This year has been hard for many. But for me and my family it was a big year as well – we became Americans.
After 13 years of navigating the U.S. immigration system from one visa status to another, on Aug. 12 my husband and I gave an oath and got a certificate of citizenship. That meant we could vote. And vote we did – on the first day of early voting, Oct.15.
And that was the day I also started volunteering as a poll worker at the Western Carolina University voting site. I also worked during Election Day at the Jackson County Board of Elections. I was one of the 60 new volunteers out of the 190 people who worked on the elections in Jackson County, according to Lisa Lovedahl, director of Jackson County BOE.
I wanted to volunteer in the elections because I wanted to know how the system works as a citizen, not only as a reporter, but also if I could trust it. Before coming to the U.S. and in academia, I was a journalist and covered U.S. elections since 1996. From those experiences, I knew that elections in the U.S. are very decentralized, with slight differences in each state, but also known to be safe and secure, with few irregularities, if any.
In Jackson County, every new or old volunteer needs to undergo training and learn how to navigate the system to check if voters are registered and to help them to vote. The county in 2020 used new touch screen technology that also featured a paper ballot record.
During the elections (early voting and on Nov. 3) we had to make sure that the number of people registered and people voting were matching and that involved much hand counting by two or more people. Every step of the process, from opening to closing the polling place, was done transparently with bi-partisan participation. If there were attempts to cheat the system, it would have been hard to do so and definitely it would have been hard to do so on a large scale.
Dr. Billy Noell, a retired surgeon who worked at Harris hospital in Sylva for 30 years, said something similar. He was also a first-time volunteer here, but when he was younger in the 1960s in Arkansas he was helping in the elections when his mother was working as a Chief Justice.
“I think that this process is very secure. There are too many checks and balances to cheat.
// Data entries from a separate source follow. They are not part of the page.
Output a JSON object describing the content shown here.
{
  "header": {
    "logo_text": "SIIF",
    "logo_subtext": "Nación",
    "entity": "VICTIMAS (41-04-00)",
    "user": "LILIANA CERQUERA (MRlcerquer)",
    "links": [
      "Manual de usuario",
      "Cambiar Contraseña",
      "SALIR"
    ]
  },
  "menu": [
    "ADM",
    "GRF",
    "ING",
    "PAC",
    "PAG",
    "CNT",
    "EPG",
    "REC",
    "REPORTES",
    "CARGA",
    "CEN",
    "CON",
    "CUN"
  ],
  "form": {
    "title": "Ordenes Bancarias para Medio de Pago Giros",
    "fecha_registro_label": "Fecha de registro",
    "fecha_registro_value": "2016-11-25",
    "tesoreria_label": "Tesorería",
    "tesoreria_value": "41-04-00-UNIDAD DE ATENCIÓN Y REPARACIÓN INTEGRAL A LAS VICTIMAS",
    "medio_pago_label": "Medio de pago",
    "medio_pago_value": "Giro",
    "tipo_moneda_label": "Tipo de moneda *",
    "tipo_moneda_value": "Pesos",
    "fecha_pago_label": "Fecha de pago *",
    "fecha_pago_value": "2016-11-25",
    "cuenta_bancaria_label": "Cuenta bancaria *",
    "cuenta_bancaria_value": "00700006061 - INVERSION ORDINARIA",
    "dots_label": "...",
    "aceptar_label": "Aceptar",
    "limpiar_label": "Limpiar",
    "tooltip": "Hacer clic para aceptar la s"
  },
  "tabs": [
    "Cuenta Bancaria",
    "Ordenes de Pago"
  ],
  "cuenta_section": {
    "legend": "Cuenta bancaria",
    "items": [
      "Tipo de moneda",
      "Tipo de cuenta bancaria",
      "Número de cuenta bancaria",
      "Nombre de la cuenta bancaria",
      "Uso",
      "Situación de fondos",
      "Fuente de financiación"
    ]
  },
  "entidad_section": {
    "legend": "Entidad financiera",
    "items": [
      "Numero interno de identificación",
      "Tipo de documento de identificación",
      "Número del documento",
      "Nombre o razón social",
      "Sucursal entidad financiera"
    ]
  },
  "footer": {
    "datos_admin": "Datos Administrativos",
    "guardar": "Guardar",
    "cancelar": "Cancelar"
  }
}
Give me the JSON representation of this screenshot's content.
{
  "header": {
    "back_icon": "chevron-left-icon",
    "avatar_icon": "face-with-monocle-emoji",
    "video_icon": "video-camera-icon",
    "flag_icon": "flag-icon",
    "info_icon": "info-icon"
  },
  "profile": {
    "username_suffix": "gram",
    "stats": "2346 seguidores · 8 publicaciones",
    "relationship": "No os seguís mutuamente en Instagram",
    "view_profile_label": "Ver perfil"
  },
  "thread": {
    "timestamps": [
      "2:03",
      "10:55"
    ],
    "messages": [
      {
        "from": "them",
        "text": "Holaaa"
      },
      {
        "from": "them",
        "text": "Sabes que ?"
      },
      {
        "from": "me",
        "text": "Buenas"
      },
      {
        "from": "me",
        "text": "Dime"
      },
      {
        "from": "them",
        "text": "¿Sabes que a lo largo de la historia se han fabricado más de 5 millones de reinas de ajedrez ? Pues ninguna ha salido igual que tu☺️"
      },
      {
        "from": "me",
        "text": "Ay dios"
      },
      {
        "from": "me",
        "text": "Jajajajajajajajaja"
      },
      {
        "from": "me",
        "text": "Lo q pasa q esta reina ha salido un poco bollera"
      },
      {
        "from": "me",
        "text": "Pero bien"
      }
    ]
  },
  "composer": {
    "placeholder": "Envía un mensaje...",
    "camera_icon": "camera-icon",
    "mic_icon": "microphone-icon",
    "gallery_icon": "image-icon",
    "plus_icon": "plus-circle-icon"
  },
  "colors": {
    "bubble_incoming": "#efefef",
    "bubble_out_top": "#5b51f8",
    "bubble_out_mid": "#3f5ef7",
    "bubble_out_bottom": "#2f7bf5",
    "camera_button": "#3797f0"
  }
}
I don’t see how any fraud can happen and for sure not on a large scale,” Noell said in a phone conversation.
However, he says that the rhetoric to the contrary is harmful to democracy.
“As a physician, many of my patients want to be told what to do,” Noell said. “It is the same in the elections, but now people they trust are saying that the system is fraudulent. I don’t get it.”
Like me, he is politically unaffiliated and had voted for both parties in the past.
Karen Johnson moved to Jackson County in 2014 and worked for the Board of Elections in the 2016 elections. She is a proud Republican and as she said, one of the few working the elections at the WCU polling place. She has also worked for many small towns across the U.S. and knows the election process well. As we talked in her office at the United Christian Ministries in Sylva she mentioned a lot of the stories on uncounted ballots in various states or observers in Pennsylvania not being allowed to observe. Many of these claims were debunked; most of the litigations were not successful and on Dec. 14 Joe Biden was confirmed as president-elect by the Electoral College.
Even though Johnson trusts the system, she remains skeptical.
“As long as you can vote without any document or identification, you can cheat the system,” Johnson said.
Despite the rhetoric of distrust in the election system, she says democracy in the U.S. is not threatened and will survive. Both she and Noell are confident that by the next elections people will be reassured in the system and how it worked, and how it can be improved and made more secure. I will go with that optimism. But I do hope people will be able to make that conclusion on their own, not because someone told them.
I am willing to assume if the election is good in Jackson County I trust people in counties in Michigan, Wisconsin, Pennsylvania or Georgia have the same interest and will to follow the law and procedures to make sure that votes are counted and irregularities or “fraud” is not happening.
Katerina Spasovska, Ph.D., is associate professor and department head of Western Carolina University’s Department of Communication.